Microsoft and Intel have developed a new way classify malware, by visualizing it.
Intel Labs and Microsoft Threat Protection Intelligence Team are collaborating to research the application of deep learning for malware threat detection. Their collaboration includes STAMINA (Static Malware-as-Image Network Analysis), a project that turns code into grayscale images so that a deep learning system can study them. The approach converts the binary form of an input file into a simple stream of pixels, and turns that into a picture with dimensions that vary depending on aspects like file size. A trained neural network then determines what has infected the file.
Typically, malware analysis using machine-learning techniques can leverage static characteristics of programs and/or dynamic characteristics of programs. For static analysis, observable artifacts of the objects analyzed are utilized for deep learning. For dynamic analysis, the static information is augmented with dynamically generated information derived from execution of the objects (or execution of the programs thathandle the objects, such as a PDFfile).
In the STAMINA approach, Intel and Microsoft studied the practical benefits of applying deep transfer learning from computer vision to static malware classification.
In this paper, Intel Labs and the Microsoft Threat Intelligence Team demonstrated the effectiveness of this approach on a real-world user dataset and have shown that transfer learning fromcomputer vision for malware classification can achieve highly desirable classification performance.
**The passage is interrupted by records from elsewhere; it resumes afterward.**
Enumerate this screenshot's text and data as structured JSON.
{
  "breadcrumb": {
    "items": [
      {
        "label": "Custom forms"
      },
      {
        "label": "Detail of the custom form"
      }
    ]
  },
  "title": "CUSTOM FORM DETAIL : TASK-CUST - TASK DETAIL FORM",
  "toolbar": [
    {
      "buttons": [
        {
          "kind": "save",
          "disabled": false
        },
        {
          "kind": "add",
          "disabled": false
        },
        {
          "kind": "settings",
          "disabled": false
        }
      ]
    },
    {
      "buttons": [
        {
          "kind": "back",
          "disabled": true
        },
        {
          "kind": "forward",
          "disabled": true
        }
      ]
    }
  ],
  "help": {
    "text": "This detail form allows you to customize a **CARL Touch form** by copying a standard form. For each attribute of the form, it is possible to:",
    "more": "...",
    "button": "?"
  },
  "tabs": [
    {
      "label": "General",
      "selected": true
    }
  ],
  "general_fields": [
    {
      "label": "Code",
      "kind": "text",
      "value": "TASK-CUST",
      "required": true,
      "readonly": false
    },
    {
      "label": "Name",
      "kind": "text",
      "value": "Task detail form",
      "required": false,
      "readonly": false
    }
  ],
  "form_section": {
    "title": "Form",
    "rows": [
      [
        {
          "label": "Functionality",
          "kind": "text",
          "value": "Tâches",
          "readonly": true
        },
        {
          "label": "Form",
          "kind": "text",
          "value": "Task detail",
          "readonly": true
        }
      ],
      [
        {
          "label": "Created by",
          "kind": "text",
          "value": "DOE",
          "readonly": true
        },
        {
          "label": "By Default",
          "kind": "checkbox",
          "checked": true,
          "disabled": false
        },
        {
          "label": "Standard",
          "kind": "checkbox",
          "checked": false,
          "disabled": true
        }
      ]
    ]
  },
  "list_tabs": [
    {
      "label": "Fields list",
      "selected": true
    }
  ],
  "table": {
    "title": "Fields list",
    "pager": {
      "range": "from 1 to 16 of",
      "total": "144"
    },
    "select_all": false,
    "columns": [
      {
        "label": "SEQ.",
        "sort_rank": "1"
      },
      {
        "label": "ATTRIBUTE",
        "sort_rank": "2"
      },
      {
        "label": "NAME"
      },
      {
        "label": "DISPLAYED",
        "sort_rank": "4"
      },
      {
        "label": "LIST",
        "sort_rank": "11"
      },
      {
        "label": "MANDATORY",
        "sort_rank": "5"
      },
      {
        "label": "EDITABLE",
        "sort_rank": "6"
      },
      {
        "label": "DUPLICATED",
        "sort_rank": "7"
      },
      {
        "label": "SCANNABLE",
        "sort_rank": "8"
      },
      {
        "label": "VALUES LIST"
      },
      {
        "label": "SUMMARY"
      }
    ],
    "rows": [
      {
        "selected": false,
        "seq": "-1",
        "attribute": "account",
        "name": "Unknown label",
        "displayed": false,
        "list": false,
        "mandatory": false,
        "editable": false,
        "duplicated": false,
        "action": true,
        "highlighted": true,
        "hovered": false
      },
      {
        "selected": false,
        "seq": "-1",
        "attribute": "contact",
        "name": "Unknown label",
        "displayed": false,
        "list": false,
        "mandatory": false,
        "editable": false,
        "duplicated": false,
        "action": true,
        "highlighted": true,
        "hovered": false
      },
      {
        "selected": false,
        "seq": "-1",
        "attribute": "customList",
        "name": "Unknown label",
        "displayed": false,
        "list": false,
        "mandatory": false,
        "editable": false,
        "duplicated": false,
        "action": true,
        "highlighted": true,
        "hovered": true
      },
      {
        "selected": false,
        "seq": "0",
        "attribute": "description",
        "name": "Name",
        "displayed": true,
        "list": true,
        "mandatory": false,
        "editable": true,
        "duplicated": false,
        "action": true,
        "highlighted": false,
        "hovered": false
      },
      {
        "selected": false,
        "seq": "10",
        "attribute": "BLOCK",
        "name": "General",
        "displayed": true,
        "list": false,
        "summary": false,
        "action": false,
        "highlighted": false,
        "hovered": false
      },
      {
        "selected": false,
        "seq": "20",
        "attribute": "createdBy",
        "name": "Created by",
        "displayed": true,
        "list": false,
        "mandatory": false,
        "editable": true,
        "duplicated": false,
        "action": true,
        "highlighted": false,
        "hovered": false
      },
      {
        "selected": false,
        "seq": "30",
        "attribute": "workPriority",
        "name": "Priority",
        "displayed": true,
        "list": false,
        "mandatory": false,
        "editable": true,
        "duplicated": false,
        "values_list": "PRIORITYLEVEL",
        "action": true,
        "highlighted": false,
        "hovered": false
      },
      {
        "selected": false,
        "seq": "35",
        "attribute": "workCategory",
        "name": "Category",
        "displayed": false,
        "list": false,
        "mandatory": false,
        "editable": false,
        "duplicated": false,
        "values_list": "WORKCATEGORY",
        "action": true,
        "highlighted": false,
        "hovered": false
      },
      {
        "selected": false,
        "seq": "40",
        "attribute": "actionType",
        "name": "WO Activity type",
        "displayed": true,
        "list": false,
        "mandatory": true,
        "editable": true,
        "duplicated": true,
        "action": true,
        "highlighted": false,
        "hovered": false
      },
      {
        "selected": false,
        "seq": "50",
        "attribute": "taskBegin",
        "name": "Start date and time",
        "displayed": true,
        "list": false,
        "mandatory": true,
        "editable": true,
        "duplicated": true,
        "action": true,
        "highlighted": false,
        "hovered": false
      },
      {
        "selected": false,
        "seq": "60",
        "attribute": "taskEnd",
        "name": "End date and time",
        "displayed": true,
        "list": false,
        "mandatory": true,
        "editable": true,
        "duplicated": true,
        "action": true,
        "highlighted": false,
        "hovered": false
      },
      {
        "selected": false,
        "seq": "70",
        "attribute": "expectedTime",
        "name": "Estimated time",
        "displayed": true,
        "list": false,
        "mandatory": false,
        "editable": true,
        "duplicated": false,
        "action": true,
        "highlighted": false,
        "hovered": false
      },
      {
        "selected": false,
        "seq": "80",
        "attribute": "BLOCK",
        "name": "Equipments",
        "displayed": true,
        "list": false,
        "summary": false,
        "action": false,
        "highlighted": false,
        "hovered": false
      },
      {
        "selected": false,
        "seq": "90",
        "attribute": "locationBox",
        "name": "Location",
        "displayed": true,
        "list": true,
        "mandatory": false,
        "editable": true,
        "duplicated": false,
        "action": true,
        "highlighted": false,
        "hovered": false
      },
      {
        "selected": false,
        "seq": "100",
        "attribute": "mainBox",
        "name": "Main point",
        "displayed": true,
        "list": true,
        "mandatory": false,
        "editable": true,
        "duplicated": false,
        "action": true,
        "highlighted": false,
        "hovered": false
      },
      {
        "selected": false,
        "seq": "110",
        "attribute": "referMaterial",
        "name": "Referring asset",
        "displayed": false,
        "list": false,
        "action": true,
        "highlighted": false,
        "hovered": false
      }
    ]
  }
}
Malware is a type of software that possesses malicious characteristics to cause damage to the user, computer, or network. Static analysis is a quick and straightforward way to detect malware without executing the application or monitoring the run time behavior. Signature matching, a static analysis technique, is used to match malicious signatures. However, as malware signatures are increasing exponentially every day, signature matching must keep up with malware signatures in order to be effective.
Previously, Intel Labs proposed an enhanced malware detection framework that employs deep transfer learning to train directly on malware images. The approach was motivated by visual inspection of application binaries plotted as grey-scale images: there are textural and structural similarities among malware from the same family and dissimilarities between malware and benign software as well as across different malware families.
Intel Labs and Microsoft established the practical value of this image-based transfer learning approach for static malware classification, based on a real-world data set. Classical malware detection approaches involve extracting the binary signatures or fingerprints of the malware. However, the rapid increase of signatures, often in exponential growth, makes the signature matching less straightforward. Other approaches include static and dynamic analysis, both of which have advantages and disadvantages. Static analysis disassembles the code, but its performance can suffer from code obfuscation. Dynamic analysis, while able to unpack the code, can be time consuming. Resizing as a preprocessing step does not negatively impact the classification result, since the system trains a very deep neural network to extract the deep-represented features. As seen in the experimental results, the STAMINA system can outperform many other classifiers and results from prior-art. Furthermore, for malware from the same family, resizing still results in similar patterns.
The study indicates the pros and cons between sample-based and meta data-based methods. The major advantages are that with STAMINA, the researchers can go in-depth into the samples and extract textural information, so all the characteristics of the malware files are captured during training. However, for bigger size applications, STAMINA becomes less effective due to software not being able to convert billions of pixels into JPEG images and then resizing. In cases like this, meta-data-based methods show advantages over sample-based models.
As malware variants continue to grow, traditional signature matching techniques cannot keep up. The researchers looked to applying deep-learning techniques to avoid costly feature engineering and used machine learning techniques to learn and build classification systems that can effectively identify malware program binaries. Their novel image-based technique on x86 program binaries resulted in 99.07% accuracy with 2.58% false positive rate. For future work, the researchers would like to evaluate hybrid models of using intermediate representations of the binaries and information extracted from binaries with deep learning approaches –these datasets are expected to be bigger but may provide higher accuracy.